Feeds

Supernova topples Pillars of Creation

A while before we'll see it

High performance access to file storage

The famous "Pillars of Creation", the subject of the best known of Hubble's images, have already been blown apart by a supernova. We won't see their destruction here on Earth for another thousand years, but the astronomers making the claim estimate that the massive, star-forming pillars that make up the Eagle Nebula were obliterated almost 6000 years ago.

Pillars of Creation facing destruction?

In the image, captured by NASA's Spitzer Space Telescope, the green areas are the relatively cool dust that makes up most of the nebula. However, the red portion shows an area of much hotter gas.

Astronomers suggest that the gas has been heated by a nearby supernova explosion, some 8,000 or 9,000 years ago, and around two thousand light years from the famous Pillars. The explosion might have been seen from Earth between one and two thousand years ago.

From our perspective the edge of the shockwave has still to reach the pillars, but NASA says that when it hit, the wave would have crumbled the towers, exposing the newly born stars within them. The catastrophe most likely triggered the birth of new stars, as well.
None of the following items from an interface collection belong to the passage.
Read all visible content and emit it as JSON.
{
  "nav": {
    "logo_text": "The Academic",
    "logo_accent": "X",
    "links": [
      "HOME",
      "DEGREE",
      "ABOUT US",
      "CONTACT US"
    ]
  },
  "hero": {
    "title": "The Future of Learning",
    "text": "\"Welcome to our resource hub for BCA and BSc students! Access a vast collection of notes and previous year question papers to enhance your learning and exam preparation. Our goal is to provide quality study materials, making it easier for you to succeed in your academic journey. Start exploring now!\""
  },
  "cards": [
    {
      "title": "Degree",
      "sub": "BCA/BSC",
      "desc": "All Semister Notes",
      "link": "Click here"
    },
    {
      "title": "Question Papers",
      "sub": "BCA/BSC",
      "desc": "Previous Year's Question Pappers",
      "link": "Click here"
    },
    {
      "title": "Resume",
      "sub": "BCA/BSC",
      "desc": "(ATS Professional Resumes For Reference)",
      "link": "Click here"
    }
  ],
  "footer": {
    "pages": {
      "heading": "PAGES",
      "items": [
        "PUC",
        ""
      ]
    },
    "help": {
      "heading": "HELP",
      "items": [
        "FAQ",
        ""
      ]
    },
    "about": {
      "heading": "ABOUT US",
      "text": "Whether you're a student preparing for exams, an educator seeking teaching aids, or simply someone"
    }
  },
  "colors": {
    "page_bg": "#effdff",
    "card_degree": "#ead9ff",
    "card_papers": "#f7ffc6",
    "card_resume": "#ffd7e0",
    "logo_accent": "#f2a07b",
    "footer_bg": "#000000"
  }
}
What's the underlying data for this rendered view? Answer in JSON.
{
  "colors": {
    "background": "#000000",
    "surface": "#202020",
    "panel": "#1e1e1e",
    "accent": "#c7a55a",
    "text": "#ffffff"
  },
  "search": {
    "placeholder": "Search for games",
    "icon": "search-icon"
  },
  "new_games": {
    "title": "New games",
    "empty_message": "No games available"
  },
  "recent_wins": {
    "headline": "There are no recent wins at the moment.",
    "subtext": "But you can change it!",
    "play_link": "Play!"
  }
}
The area of heated dust was identified first in images from the European Space Agency's Infrared Space Observatory. NASA says Spitzer's longer wavelength observatory has been able to match the heating to a supernova event.

Naturally not all stargazers concur: New Scientist.com reports that at the 209th meeting of the American Astronomical Society, some delegates proposed other reasons for the heating.

Stephen Reynolds of North Carolina State University told the news site he thought it unlikely that a supernova event in the region would have gone unnoticed until now. He argues that super-heated stellar winds would be sufficient to explain the observations. ®

High performance access to file storage

More from The Register

next story
IBM Hursley Park: Where Big Blue buries the past, polishes family jewels
How the internet of things has deep roots in the English countryside
Video games make you NASTY AND VIOLENT
Especially if you are bad at them and keep losing
Russian deputy PM: 'We are coming to the Moon FOREVER'
Plans to annex Earth's satellite with permanent base by 2030
Solar-powered aircraft unveiled for round-the-world flight
It's going to be a slow and sleepy flight for the pilots
LOHAN's Punch and Judy show relaunches Thursday
Weather looking good for second pop at test flights
Honeybee boffin STINGS OWN WEDDING TACKLE... for SCIENCE
Not the worst place to be stung, says one man
India's GPS alternative launches second satellite
Closed satnav system due to have all seven birds aloft by 2016
Curiosity finds not-very-Australian-shaped rock on Mars
File under 'messianic pastries' and move on, people
prev story

Whitepapers

Mainstay ROI - Does application security pay?
In this whitepaper learn how you and your enterprise might benefit from better software security.
Five 3D headsets to be won!
We were so impressed by the Durovis Dive headset we’ve asked the company to give some away to Reg readers.
3 Big data security analytics techniques
Applying these Big Data security analytics techniques can help you make your business safer by detecting attacks early, before significant damage is done.
The benefits of software based PBX
Why you should break free from your proprietary PBX and how to leverage your existing server hardware.
Mobile application security study
Download this report to see the alarming realities regarding the sheer number of applications vulnerable to attack, as well as the most common and easily addressable vulnerability errors.